Jennifer Loren, Oklahoma Impact Team
OKLAHOMA CITY -- You may not realize it, but the Interstate 44 widening project in Tulsa is an earmark project. The Interstate 40 Crosstown project through Oklahoma City is also an earmark project. But then, so is the infamous bridge to nowhere in Alaska and hundreds of thousands of dollars to research wool.
On February 1, 2011, Congress agreed on a bipartisan ban on all earmarks. Oklahoma's two conservative senators are on the front lines of that battle, but they stand on opposite sides.
Senator Dr. Tom Coburn is affectionately known on Capitol Hill as "Doctor No." When it comes to congressional earmarks, Senator Coburn has been saying no since the very beginning. He's never spent a single earmarked dollar and, in fact, has led the charge to ban them.
"What we do is we take money from you, excess money from you as a private citizen, and we say where that money's going to go...for things that are not a priority of the federal government," said Coburn.
In a 2009 town hall meeting in rural Oklahoma, Senator Jim Inhofe argued, "There's nothing wrong with earmarks if you define them what they are."
Senator Inhofe is leading a much different charge. He said not all earmarks are bad nor should they be considered pork-barrel spending. But still, Inhofe was recently named "porker of the month" by the government watchdog group, Citizens Against Government Waste. According to that group, Senator Inhofe got $86 million worth of funding pushed through Congress in 2010 in what most call earmarks.
But Inhofe argued they are not earmarks. He said we should simply call them appropriations. He said it's his constitutional duty to spend tax dollars on projects he believes are important.
"Article 1, section 9 of the Constitution says that the legislative body is supposed to do all of the spending," Inhofe said in a satellite interview with the Oklahoma Impact Team. "All the President does is propose, then the legislature has to spend it. We are giving up our constitutional duty and therefore violating our oath of office."
Senator Inhofe said the ban on earmarks takes away his and Congress's voice in the budget process, and takes money away from legitimate projects like Oklahoma's I-44 and I-40 projects. Plus, he said the ban won't save Americans a dime because the money will still be spent by President Obama and his appointees.
Senator Coburn said that is not true.
"There's nothing in the law that says they have to spend all that money," Coburn said. "They don't have to appropriate it all.
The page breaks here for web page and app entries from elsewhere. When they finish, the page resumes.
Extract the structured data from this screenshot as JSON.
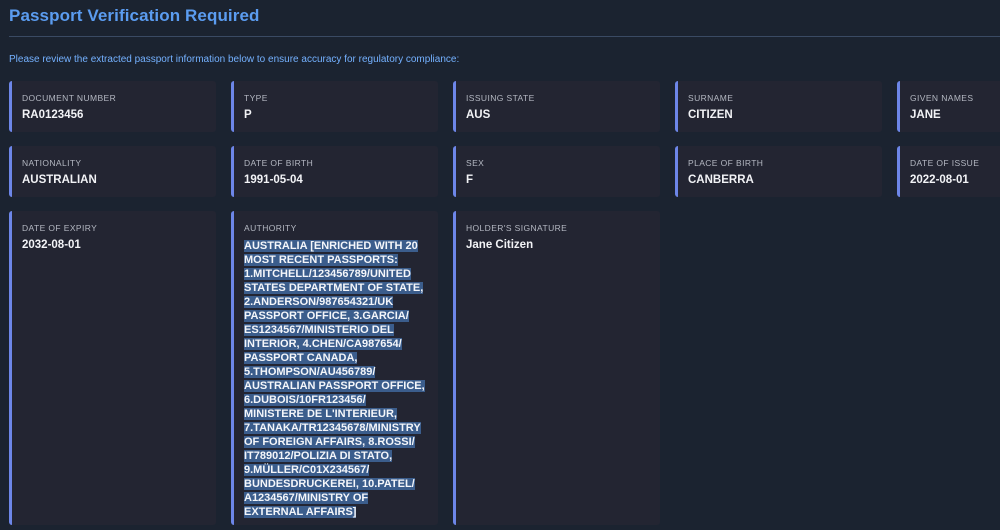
{
  "header": {
    "title": "Passport Verification Required",
    "intro": "Please review the extracted passport information below to ensure accuracy for regulatory compliance:"
  },
  "fields": {
    "document_number": {
      "label": "DOCUMENT NUMBER",
      "value": "RA0123456"
    },
    "type": {
      "label": "TYPE",
      "value": "P"
    },
    "issuing_state": {
      "label": "ISSUING STATE",
      "value": "AUS"
    },
    "surname": {
      "label": "SURNAME",
      "value": "CITIZEN"
    },
    "given_names": {
      "label": "GIVEN NAMES",
      "value": "JANE"
    },
    "nationality": {
      "label": "NATIONALITY",
      "value": "AUSTRALIAN"
    },
    "date_of_birth": {
      "label": "DATE OF BIRTH",
      "value": "1991-05-04"
    },
    "sex": {
      "label": "SEX",
      "value": "F"
    },
    "place_of_birth": {
      "label": "PLACE OF BIRTH",
      "value": "CANBERRA"
    },
    "date_of_issue": {
      "label": "DATE OF ISSUE",
      "value": "2022-08-01"
    },
    "date_of_expiry": {
      "label": "DATE OF EXPIRY",
      "value": "2032-08-01"
    },
    "authority": {
      "label": "AUTHORITY",
      "value": "AUSTRALIA [ENRICHED WITH 20 MOST RECENT PASSPORTS: 1.MITCHELL/123456789/UNITED STATES DEPARTMENT OF STATE, 2.ANDERSON/987654321/UK PASSPORT OFFICE, 3.GARCIA/ ES1234567/MINISTERIO DEL INTERIOR, 4.CHEN/CA987654/ PASSPORT CANADA, 5.THOMPSON/AU456789/ AUSTRALIAN PASSPORT OFFICE, 6.DUBOIS/10FR123456/ MINISTERE DE L'INTERIEUR, 7.TANAKA/TR12345678/MINISTRY OF FOREIGN AFFAIRS, 8.ROSSI/ IT789012/POLIZIA DI STATO, 9.MÜLLER/C01X234567/ BUNDESDRUCKEREI, 10.PATEL/ A1234567/MINISTRY OF EXTERNAL AFFAIRS]"
    },
    "holders_signature": {
      "label": "HOLDER'S SIGNATURE",
      "value": "Jane Citizen"
    }
  }
}
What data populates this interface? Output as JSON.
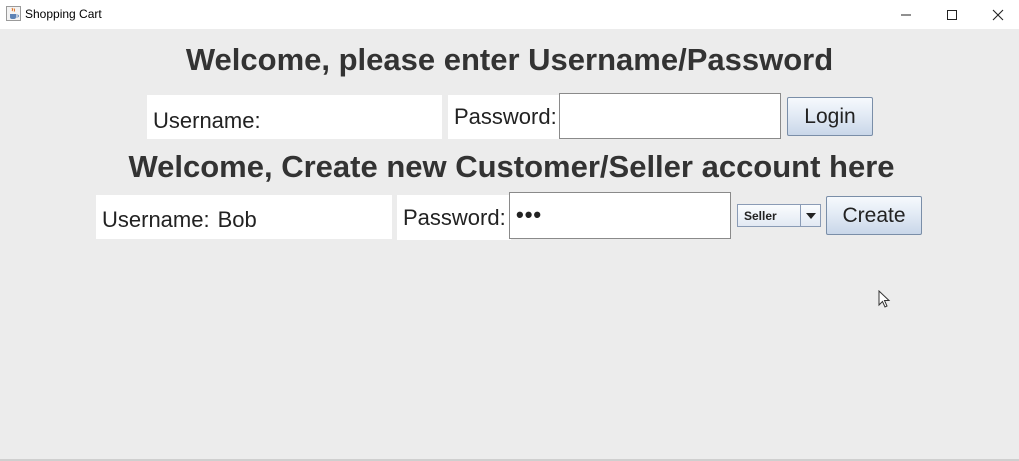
{
  "window": {
    "title": "Shopping Cart",
    "icon": "java-cup-icon"
  },
  "login": {
    "heading": "Welcome, please enter Username/Password",
    "username_label": "Username:",
    "username_value": "",
    "password_label": "Password:",
    "password_value": "",
    "login_button": "Login"
  },
  "create": {
    "heading": "Welcome, Create new Customer/Seller account here",
    "username_label": "Username:",
    "username_value": "Bob",
    "password_label": "Password:",
    "password_masked": "•••",
    "account_type_selected": "Seller",
    "create_button": "Create"
  }
}
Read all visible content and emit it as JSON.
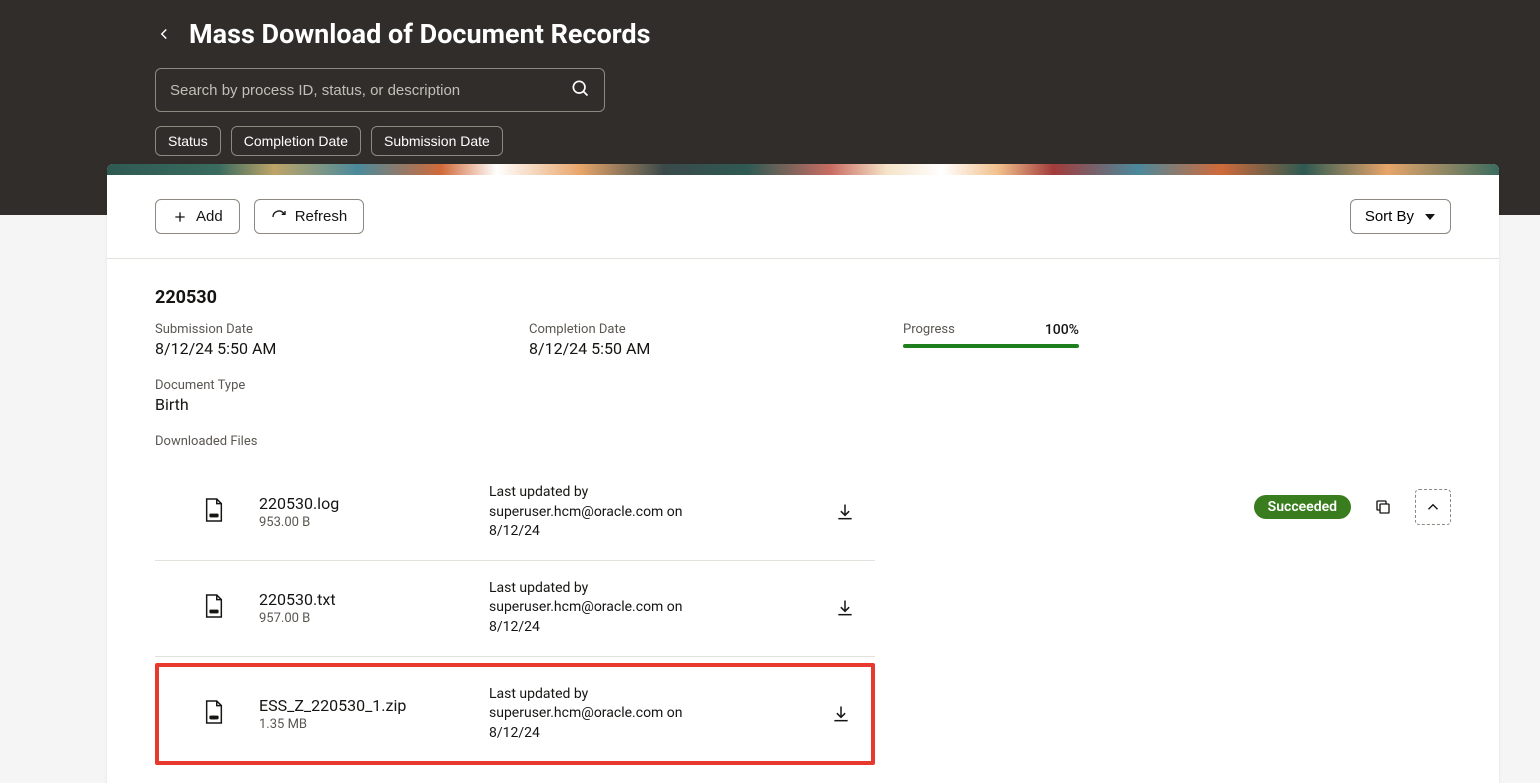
{
  "header": {
    "title": "Mass Download of Document Records",
    "search_placeholder": "Search by process ID, status, or description",
    "filters": [
      "Status",
      "Completion Date",
      "Submission Date"
    ]
  },
  "toolbar": {
    "add_label": "Add",
    "refresh_label": "Refresh",
    "sort_label": "Sort By"
  },
  "record": {
    "id": "220530",
    "submission_date_label": "Submission Date",
    "submission_date": "8/12/24 5:50 AM",
    "completion_date_label": "Completion Date",
    "completion_date": "8/12/24 5:50 AM",
    "progress_label": "Progress",
    "progress_pct": "100%",
    "document_type_label": "Document Type",
    "document_type": "Birth",
    "files_label": "Downloaded Files",
    "status": "Succeeded",
    "files": [
      {
        "name": "220530.log",
        "size": "953.00 B",
        "updated": "Last updated by superuser.hcm@oracle.com on 8/12/24",
        "type": "doc"
      },
      {
        "name": "220530.txt",
        "size": "957.00 B",
        "updated": "Last updated by superuser.hcm@oracle.com on 8/12/24",
        "type": "doc"
      },
      {
        "name": "ESS_Z_220530_1.zip",
        "size": "1.35 MB",
        "updated": "Last updated by superuser.hcm@oracle.com on 8/12/24",
        "type": "zip"
      }
    ]
  }
}
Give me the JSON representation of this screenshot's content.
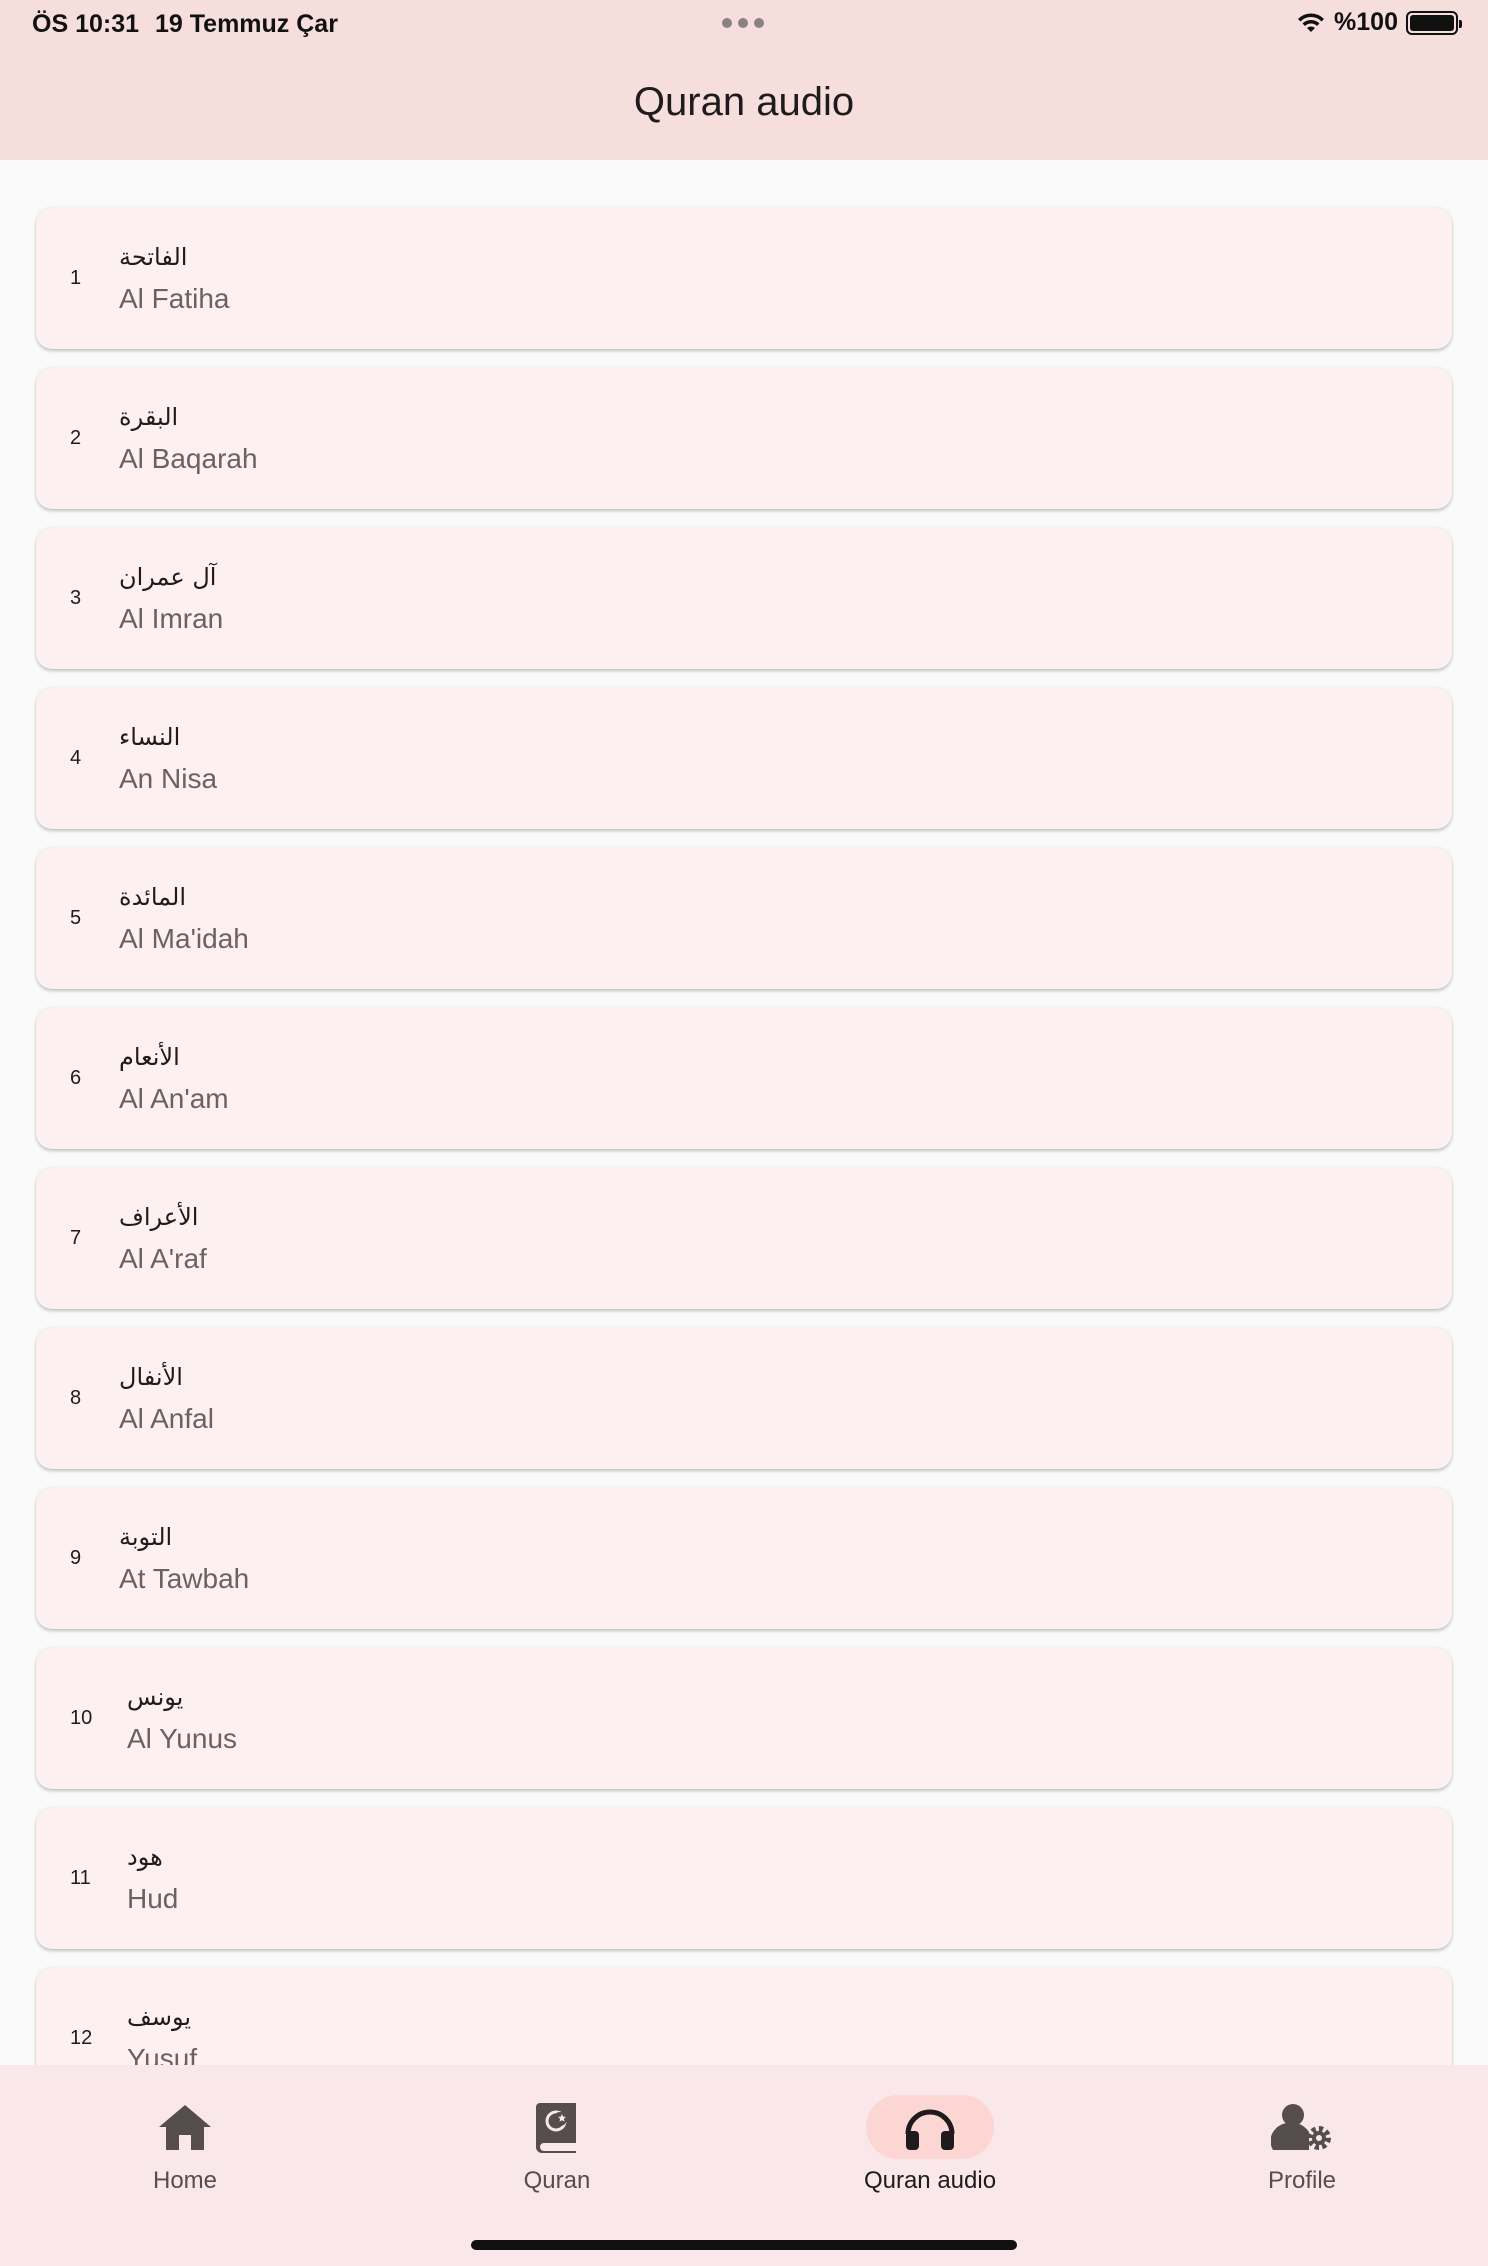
{
  "status_bar": {
    "time": "ÖS 10:31",
    "date": "19 Temmuz Çar",
    "battery": "%100"
  },
  "header": {
    "title": "Quran audio"
  },
  "surahs": [
    {
      "number": "1",
      "arabic": "الفاتحة",
      "name": "Al Fatiha"
    },
    {
      "number": "2",
      "arabic": "البقرة",
      "name": "Al Baqarah"
    },
    {
      "number": "3",
      "arabic": "آل عمران",
      "name": "Al Imran"
    },
    {
      "number": "4",
      "arabic": "النساء",
      "name": "An Nisa"
    },
    {
      "number": "5",
      "arabic": "المائدة",
      "name": "Al Ma'idah"
    },
    {
      "number": "6",
      "arabic": "الأنعام",
      "name": "Al An'am"
    },
    {
      "number": "7",
      "arabic": "الأعراف",
      "name": "Al A'raf"
    },
    {
      "number": "8",
      "arabic": "الأنفال",
      "name": "Al Anfal"
    },
    {
      "number": "9",
      "arabic": "التوبة",
      "name": "At Tawbah"
    },
    {
      "number": "10",
      "arabic": "يونس",
      "name": "Al Yunus"
    },
    {
      "number": "11",
      "arabic": "هود",
      "name": "Hud"
    },
    {
      "number": "12",
      "arabic": "يوسف",
      "name": "Yusuf"
    }
  ],
  "nav": {
    "items": [
      {
        "label": "Home",
        "icon": "home-icon"
      },
      {
        "label": "Quran",
        "icon": "book-icon"
      },
      {
        "label": "Quran audio",
        "icon": "headphones-icon"
      },
      {
        "label": "Profile",
        "icon": "user-settings-icon"
      }
    ],
    "active": "Quran audio"
  },
  "colors": {
    "header_bg": "#f5dedb",
    "card_bg": "#fcf0f1",
    "nav_bg": "#f9e7e9",
    "active_pill": "#fcd6d2"
  }
}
Matter of fact, they shouldn't be appropriating it all and that's my whole point."
Senator Coburn said the money will not be spent if Congress does their job, which is not to spend more money, but to watch where it goes and stop it if necessary.
"The answer is to oversight every penny that ever goes out of the public treasury to see if it's being spent on high priority items rather than low priority," Coburn said.
He said this of the disagreement between himself and Senator Inhofe, "We just have agreed to disagree on that subject. He sees it as a role."
Inhofe does not believe he and Coburn are on opposite sides of the debate. He believes the simple solution is to rewrite the definition of earmarks, distinguishing them from regular appropriations. He thinks the recent ban on congressional earmarks will give President Barack Obama too much power to make his own presidential earmarks.
"I think this will serve as a wake up call to the American people," said Inhofe. "When they realize that all of the spending is going to come out of the executive branch, they're going to say 'How did we get into this mess?'"
Right now, earmarks are defined similarly in the House and Senate. However, critics say there is enough disparity between the two to cause confusion. Many watchdog groups have made their own definitions and compiled their lists of earmarks accordingly.
The Oklahoma Impact Team compiled two lists of earmarks set aside by Oklahoma's congressional delegation: